Indications: Leucorrhea, transmission of infections by dermal contact, prevention of infection in wounds and burns, protection of mucous membranes from pathogens, hygiene in operation theaters, of all surfaces, of drinking water, and all ingested food that is consumed raw or after storage. There is no reported resistance of any pathogen to either
Presentation: SomGuard may be dispensed as a liquid or as a gel, with varying proportions of the two components. The precise composition can be determined by contact time and infection load, which should be validated through microbial culture. This flexibility is the rationale for the dispensing rather than a packaged format.
Application: A liquid preparation can be introduced in to any mucosa using a dropper, or syringe, or as a wash. The liquid can also be sprayed with a micron-size of less than 5 to clean air, and raw of stored foods. The liquid can be used as a dip or as a swipe to remove pathogens from any surface. The liquid can be added to water to make it potable. A gel (made with Aloe Vera) is suitable for intact skin, as well as for burns and wounds. This includes the perineum for prevention of leucorrhea occurrence.
Side-effects: Silver particles will precipitate in the presence of light, because of which SomGuard should be stored in colored glass or plastic containers. Hydrogen peroxide liberates oxygen because of which SomGuard should not be kept in any airtight container, or in an excessively hot place. The oxidizing action may cause dermal and mucous membrane discomfort.
Precautions: SomGuard and its oxidizing-agent component should be kept in cool and dark conditions. Electrical power points should be covered when small particles are sprayed to prevent flammability. The silver component may be increased, and the oxidizing agent decreased in case of patient discomfort. However, this may also require an increase in contact time with pathogens. Concentrated SomGuard liquid and hydrogen peroxide should be handled with eye and hand protection, as well as with readily-available running water to wash away accidental mucus membrane exposure. Rubbing or scratching accidentally exposed skin or mucus membrane will aggravate the discomfort. Repeat application may be required whenever a fresh infection is possible. The partner of a patient with leucorrhea should also use the gel formulation for protection of the external genitalia and surrounding skin.
Contra-indications: SomGuard should not be applied on a live tumor or used on a person with confirmed or suspected hyperplasia. Excessive oral consumption in an accident may cause transient argyria. SomGuard should not be transported by air. All transport should be with statutory declarations, informed consent, and with an MSDS (Material Safety Data Sheet).

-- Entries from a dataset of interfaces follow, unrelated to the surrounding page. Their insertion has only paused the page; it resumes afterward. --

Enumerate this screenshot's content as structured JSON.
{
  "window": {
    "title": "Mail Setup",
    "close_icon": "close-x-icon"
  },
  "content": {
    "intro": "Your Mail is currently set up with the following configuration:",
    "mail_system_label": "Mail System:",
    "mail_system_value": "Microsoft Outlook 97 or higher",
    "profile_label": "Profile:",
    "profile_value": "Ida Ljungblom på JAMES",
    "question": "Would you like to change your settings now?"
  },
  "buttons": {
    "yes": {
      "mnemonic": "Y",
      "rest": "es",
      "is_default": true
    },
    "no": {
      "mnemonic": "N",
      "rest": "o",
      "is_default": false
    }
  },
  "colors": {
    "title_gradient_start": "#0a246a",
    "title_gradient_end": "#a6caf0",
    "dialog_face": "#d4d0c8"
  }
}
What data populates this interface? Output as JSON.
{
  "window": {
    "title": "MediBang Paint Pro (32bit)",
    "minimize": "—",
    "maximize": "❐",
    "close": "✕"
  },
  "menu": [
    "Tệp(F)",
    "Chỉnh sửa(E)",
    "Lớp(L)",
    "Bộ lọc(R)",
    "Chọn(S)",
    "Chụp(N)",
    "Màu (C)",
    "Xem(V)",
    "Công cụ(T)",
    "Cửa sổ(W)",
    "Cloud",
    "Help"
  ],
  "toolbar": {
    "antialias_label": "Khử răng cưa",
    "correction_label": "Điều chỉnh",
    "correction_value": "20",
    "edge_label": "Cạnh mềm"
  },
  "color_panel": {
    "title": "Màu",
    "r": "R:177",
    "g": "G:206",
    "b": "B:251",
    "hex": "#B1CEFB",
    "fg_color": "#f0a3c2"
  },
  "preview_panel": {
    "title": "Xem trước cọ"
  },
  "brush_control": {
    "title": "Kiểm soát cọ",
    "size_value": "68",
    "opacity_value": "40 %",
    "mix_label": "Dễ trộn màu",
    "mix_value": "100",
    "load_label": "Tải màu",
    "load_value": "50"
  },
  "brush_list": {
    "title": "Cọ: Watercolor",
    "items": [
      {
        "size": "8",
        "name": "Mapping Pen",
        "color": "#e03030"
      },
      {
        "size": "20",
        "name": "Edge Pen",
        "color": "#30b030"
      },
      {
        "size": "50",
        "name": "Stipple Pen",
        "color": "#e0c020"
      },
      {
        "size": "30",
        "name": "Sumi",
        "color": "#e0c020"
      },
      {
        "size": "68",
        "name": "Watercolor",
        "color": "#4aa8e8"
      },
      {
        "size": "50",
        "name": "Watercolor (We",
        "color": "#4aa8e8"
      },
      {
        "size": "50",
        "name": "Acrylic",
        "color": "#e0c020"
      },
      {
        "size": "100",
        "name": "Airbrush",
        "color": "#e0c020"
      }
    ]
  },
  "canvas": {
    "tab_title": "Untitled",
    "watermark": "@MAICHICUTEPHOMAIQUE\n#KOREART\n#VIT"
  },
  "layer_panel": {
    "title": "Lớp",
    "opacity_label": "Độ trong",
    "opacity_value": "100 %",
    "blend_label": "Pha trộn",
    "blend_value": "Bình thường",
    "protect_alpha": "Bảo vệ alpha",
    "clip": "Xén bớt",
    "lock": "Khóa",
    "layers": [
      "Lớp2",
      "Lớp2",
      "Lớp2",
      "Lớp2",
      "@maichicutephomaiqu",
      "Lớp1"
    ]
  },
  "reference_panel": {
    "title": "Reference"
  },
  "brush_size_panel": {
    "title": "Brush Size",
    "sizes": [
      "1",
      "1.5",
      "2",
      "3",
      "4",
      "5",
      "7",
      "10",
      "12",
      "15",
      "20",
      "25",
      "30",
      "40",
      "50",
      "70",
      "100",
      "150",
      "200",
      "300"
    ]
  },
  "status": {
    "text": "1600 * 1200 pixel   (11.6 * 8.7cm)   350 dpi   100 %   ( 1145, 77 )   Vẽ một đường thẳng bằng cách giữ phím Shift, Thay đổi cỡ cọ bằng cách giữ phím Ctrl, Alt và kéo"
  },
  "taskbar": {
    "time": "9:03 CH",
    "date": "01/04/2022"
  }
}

Interactions: These are possible with radiation and cyto-toxic drugs.